Getting Shell Access: What better way to own a machine than to get a shell access? The option 'Firefox Add-on Reverse Shell' allows an attacker to gain shell access from the victim's machine.
Figure 28: The Firefox Add-on Reverse Shell option
Once we select the option, we will need to specify the port for the reverse shell to connect to. The default port is sufficient for this POC. We will first need to start the listener. Once the listener is started, click Inject.
Figure 29: Setting the Listener and the Server IP address of the attacker's machine
On the victim's browser, there will be a notification from Firefox to install a software or an addon for the browser. For this POC to work, we will click 'Allow'.
Figure 30: The notification from Firefox browser
And when the victim clicks on 'Install Now', nothing seems to be happening. At least from the victim's side.
Figure 31: The standard Firefox Add On installation window
When we go back to our attacking machine, we will be able to see a shell being spawned on our console! When this happens, we are already in control of the victim's machine.
Figure 32: The Spawned Shell
Prevention Against Cross Site Scripting Attacks

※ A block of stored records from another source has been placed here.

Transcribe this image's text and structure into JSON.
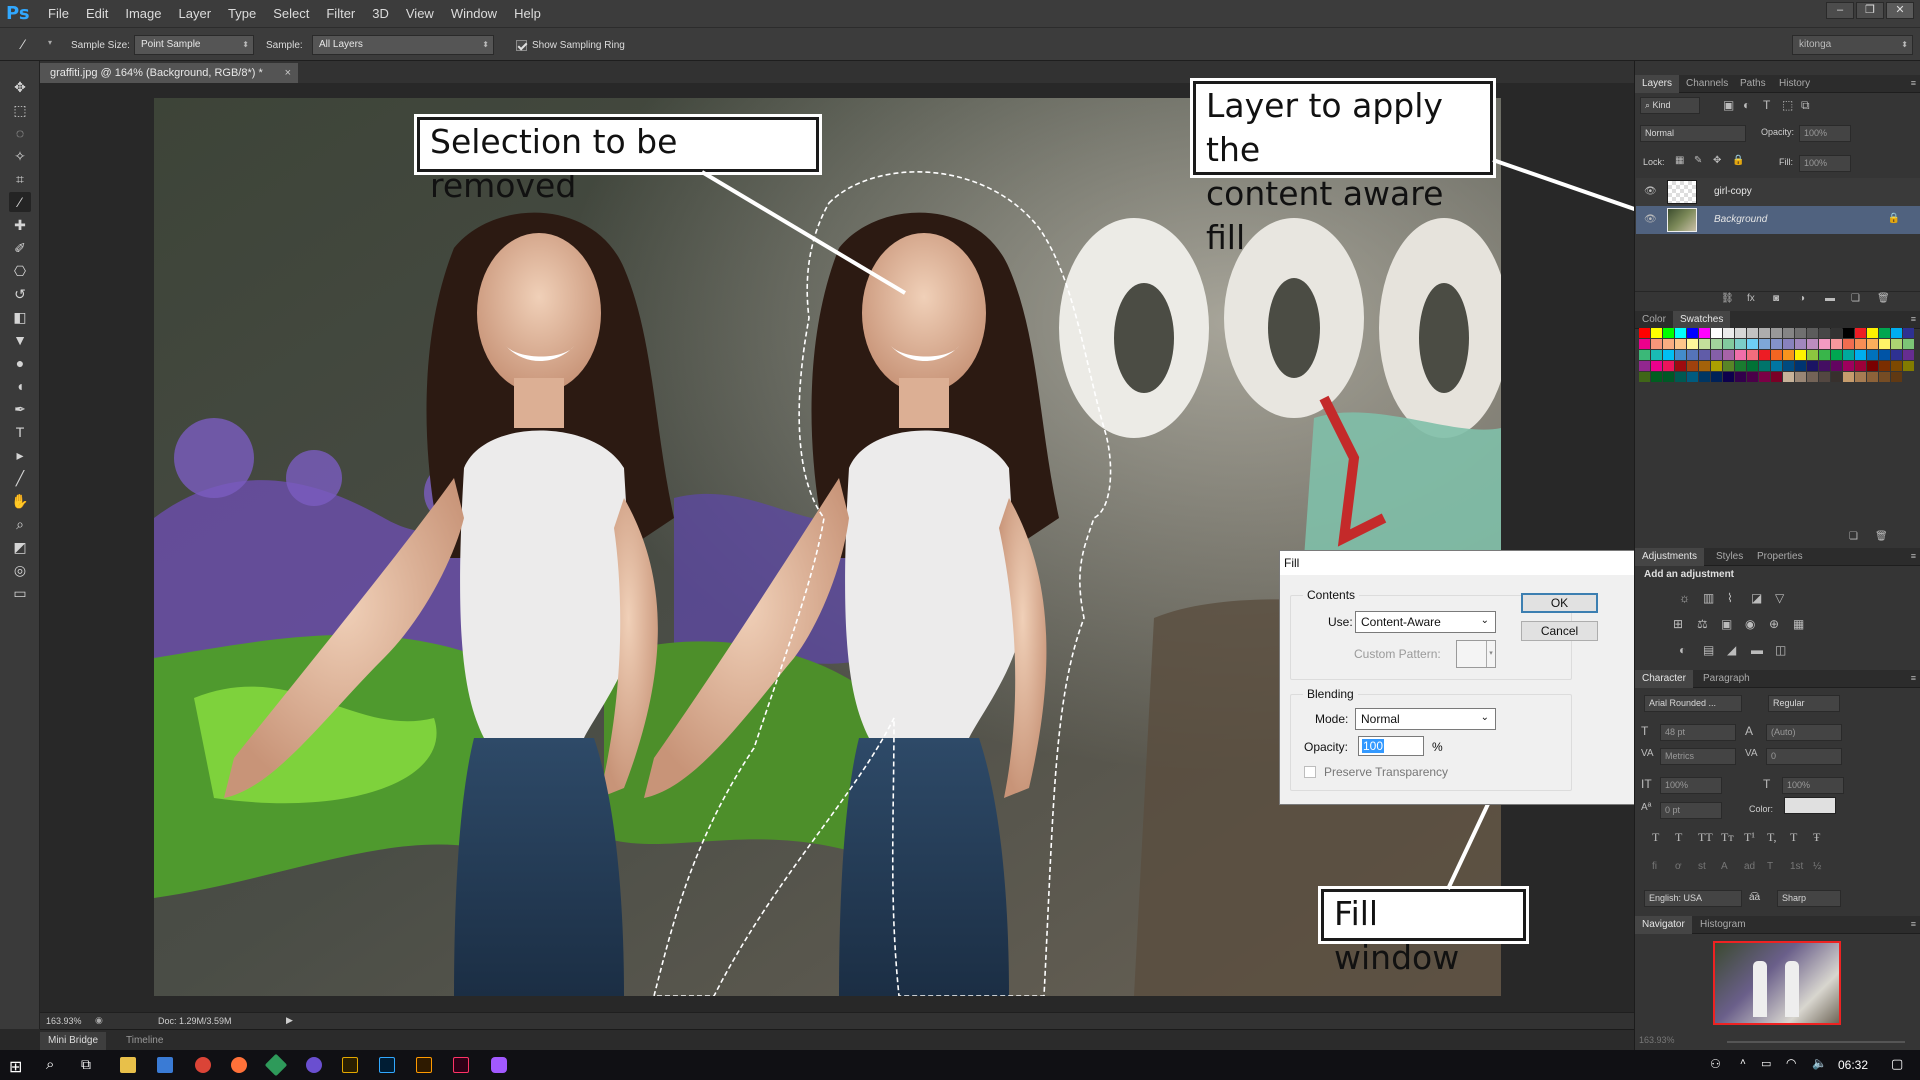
{
  "app": {
    "logo": "Ps",
    "window_controls": [
      "minimize-icon",
      "restore-icon",
      "close-icon"
    ]
  },
  "menu": [
    "File",
    "Edit",
    "Image",
    "Layer",
    "Type",
    "Select",
    "Filter",
    "3D",
    "View",
    "Window",
    "Help"
  ],
  "options": {
    "tool_icon": "eyedropper-icon",
    "sample_size_label": "Sample Size:",
    "sample_size_value": "Point Sample",
    "sample_label": "Sample:",
    "sample_value": "All Layers",
    "ring_checked": true,
    "ring_label": "Show Sampling Ring",
    "workspace": "kitonga"
  },
  "document": {
    "tab_title": "graffiti.jpg @ 164% (Background, RGB/8*) *"
  },
  "tools": [
    "move-icon",
    "marquee-icon",
    "lasso-icon",
    "quick-select-icon",
    "crop-icon",
    "eyedropper-icon",
    "healing-brush-icon",
    "brush-icon",
    "clone-stamp-icon",
    "history-brush-icon",
    "eraser-icon",
    "paint-bucket-icon",
    "blur-icon",
    "dodge-icon",
    "pen-icon",
    "type-icon",
    "path-select-icon",
    "line-icon",
    "hand-icon",
    "zoom-icon",
    "color-swatches-icon",
    "quick-mask-icon",
    "screen-mode-icon"
  ],
  "callouts": {
    "selection": "Selection to be removed",
    "layer_line1": "Layer to apply the",
    "layer_line2": "content aware fill",
    "fill_window": "Fill window"
  },
  "fill_dialog": {
    "title": "Fill",
    "contents_label": "Contents",
    "use_label": "Use:",
    "use_value": "Content-Aware",
    "custom_pattern_label": "Custom Pattern:",
    "blending_label": "Blending",
    "mode_label": "Mode:",
    "mode_value": "Normal",
    "opacity_label": "Opacity:",
    "opacity_value": "100",
    "percent": "%",
    "preserve_label": "Preserve Transparency",
    "preserve_checked": false,
    "ok": "OK",
    "cancel": "Cancel"
  },
  "layers_panel": {
    "tabs": [
      "Layers",
      "Channels",
      "Paths",
      "History"
    ],
    "kind": "Kind",
    "blend_mode": "Normal",
    "opacity_label": "Opacity:",
    "opacity_value": "100%",
    "lock_label": "Lock:",
    "fill_label": "Fill:",
    "fill_value": "100%",
    "layers": [
      {
        "name": "girl-copy",
        "visible": true,
        "selected": false
      },
      {
        "name": "Background",
        "visible": true,
        "selected": true,
        "locked": true
      }
    ]
  },
  "color_panel": {
    "tabs": [
      "Color",
      "Swatches"
    ],
    "swatches": [
      "#ff0000",
      "#ffff00",
      "#00ff00",
      "#00ffff",
      "#0000ff",
      "#ff00ff",
      "#ffffff",
      "#ebebeb",
      "#d6d6d6",
      "#c2c2c2",
      "#adadad",
      "#999999",
      "#858585",
      "#707070",
      "#5c5c5c",
      "#474747",
      "#333333",
      "#000000",
      "#ee1d24",
      "#fff100",
      "#00a650",
      "#00aeef",
      "#2e3192",
      "#ec008c",
      "#f7977a",
      "#f9ad81",
      "#fdc68a",
      "#fff79a",
      "#c4df9b",
      "#a2d39c",
      "#82ca9d",
      "#7bcdc8",
      "#6ecff6",
      "#7ea7d8",
      "#8493ca",
      "#8882be",
      "#a187be",
      "#bc8dbf",
      "#f49ac2",
      "#f6989d",
      "#f26c4f",
      "#f68e55",
      "#fbaf5c",
      "#fff467",
      "#acd372",
      "#7cc576",
      "#3bb878",
      "#1abbb4",
      "#00bff3",
      "#438ccb",
      "#5574b9",
      "#605ca8",
      "#855fa8",
      "#a763a8",
      "#f06eaa",
      "#f26d7d",
      "#ed1c24",
      "#f26522",
      "#f7941d",
      "#fff200",
      "#8dc63f",
      "#39b54a",
      "#00a651",
      "#00a99d",
      "#00aeef",
      "#0072bc",
      "#0054a6",
      "#2e3192",
      "#662d91",
      "#92278f",
      "#ec008c",
      "#ed145b",
      "#9e0b0f",
      "#a0410d",
      "#a3620a",
      "#aba000",
      "#598527",
      "#1a7b30",
      "#007236",
      "#00746b",
      "#0076a3",
      "#004b80",
      "#003471",
      "#1b1464",
      "#440e62",
      "#630460",
      "#9e005d",
      "#9e0039",
      "#790000",
      "#7b2e00",
      "#7d4900",
      "#827b00",
      "#406618",
      "#005e20",
      "#005826",
      "#005952",
      "#005b7f",
      "#003663",
      "#002157",
      "#0d004c",
      "#32004b",
      "#4b0049",
      "#7b0046",
      "#7a0026",
      "#c7b299",
      "#998675",
      "#736357",
      "#534741",
      "#37302d",
      "#c69c6d",
      "#a67c52",
      "#8c6239",
      "#754c24",
      "#603913"
    ]
  },
  "adjustments_panel": {
    "tabs": [
      "Adjustments",
      "Styles",
      "Properties"
    ],
    "heading": "Add an adjustment",
    "icons": [
      "brightness-icon",
      "levels-icon",
      "curves-icon",
      "exposure-icon",
      "vibrance-icon",
      "hue-saturation-icon",
      "color-balance-icon",
      "black-white-icon",
      "photo-filter-icon",
      "channel-mixer-icon",
      "color-lookup-icon",
      "invert-icon",
      "posterize-icon",
      "threshold-icon",
      "gradient-map-icon",
      "selective-color-icon"
    ]
  },
  "character_panel": {
    "tabs": [
      "Character",
      "Paragraph"
    ],
    "font_family": "Arial Rounded ...",
    "font_style": "Regular",
    "size": "48 pt",
    "leading": "(Auto)",
    "kerning": "Metrics",
    "tracking": "0",
    "vscale": "100%",
    "hscale": "100%",
    "baseline": "0 pt",
    "color_label": "Color:",
    "language": "English: USA",
    "aa_label": "a͡a",
    "antialias": "Sharp",
    "type_buttons": [
      "T",
      "T",
      "TT",
      "Tт",
      "T¹",
      "T,",
      "T",
      "Ŧ"
    ]
  },
  "navigator_panel": {
    "tabs": [
      "Navigator",
      "Histogram"
    ],
    "zoom": "163.93%"
  },
  "status": {
    "zoom": "163.93%",
    "doc": "Doc: 1.29M/3.59M"
  },
  "bottom_tabs": [
    "Mini Bridge",
    "Timeline"
  ],
  "taskbar": {
    "time": "06:32"
  }
}
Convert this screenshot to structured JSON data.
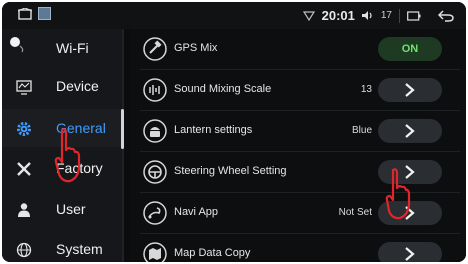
{
  "status_bar": {
    "time": "20:01",
    "volume": "17",
    "icons": [
      "home-icon",
      "gallery-icon",
      "wifi-signal-icon",
      "volume-icon",
      "back-icon"
    ]
  },
  "sidebar": {
    "items": [
      {
        "label": "Wi-Fi",
        "icon": "wifi-icon"
      },
      {
        "label": "Device",
        "icon": "monitor-icon"
      },
      {
        "label": "General",
        "icon": "gear-icon",
        "active": true
      },
      {
        "label": "Factory",
        "icon": "tools-icon"
      },
      {
        "label": "User",
        "icon": "user-icon"
      },
      {
        "label": "System",
        "icon": "globe-icon"
      }
    ]
  },
  "settings": {
    "rows": [
      {
        "label": "GPS Mix",
        "value": "",
        "control": "toggle",
        "toggle_label": "ON",
        "icon": "satellite-icon"
      },
      {
        "label": "Sound Mixing Scale",
        "value": "13",
        "control": "chevron",
        "icon": "equalizer-icon"
      },
      {
        "label": "Lantern settings",
        "value": "Blue",
        "control": "chevron",
        "icon": "android-icon"
      },
      {
        "label": "Steering Wheel Setting",
        "value": "",
        "control": "chevron",
        "icon": "steering-wheel-icon"
      },
      {
        "label": "Navi App",
        "value": "Not Set",
        "control": "chevron",
        "icon": "navigation-icon"
      },
      {
        "label": "Map Data Copy",
        "value": "",
        "control": "chevron",
        "icon": "map-icon"
      }
    ]
  },
  "colors": {
    "active_accent": "#3f9dff",
    "toggle_on": "#6de36d",
    "annotation": "#e0262b"
  }
}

There are no 100% guarantee for a solution to stop a website against XSS attacks. While there are solutions such as WAF (Web Application Firewalls), from experience in performing Web Application assessments, it is not a guarantee that these WAFs could prevent everything. Input filtering, validation and also server side validation configuration are also important to prevent XSS attacks. Another way to deter away from amateur hackers is by hiding the parameters and not reflected with the inputs on the URL itself. There are also browser addons that can be added to the browser to protect the browser from executing scripts such as the 'No Script' addon for Firefox. It is also recommended for organizations to perform security assessments with updated version of security tools to ensure the latest trends of XSS attack vectors are tested on the applications.
XSS is by far, one of the most dangerous website vulnerabilities almost as dangerous as SQL Injection. As demonstrated using the Xenotix framework, it has the capability to take advantage of this vulnerability and manipulate it into something far more damaging. While patching is possible, it can never be a guarantee that the filter can be broken into or bypassed. For web developers, it is very important to keep up with the latest trends of XSS vectors and from there create tough filters making it harder for hackers to compromise. Nevertheless, for penetration testers, this tool is great to perform a POC (Proof of Concept) to the client in showing the serious possibilities from the XSS vulnerability.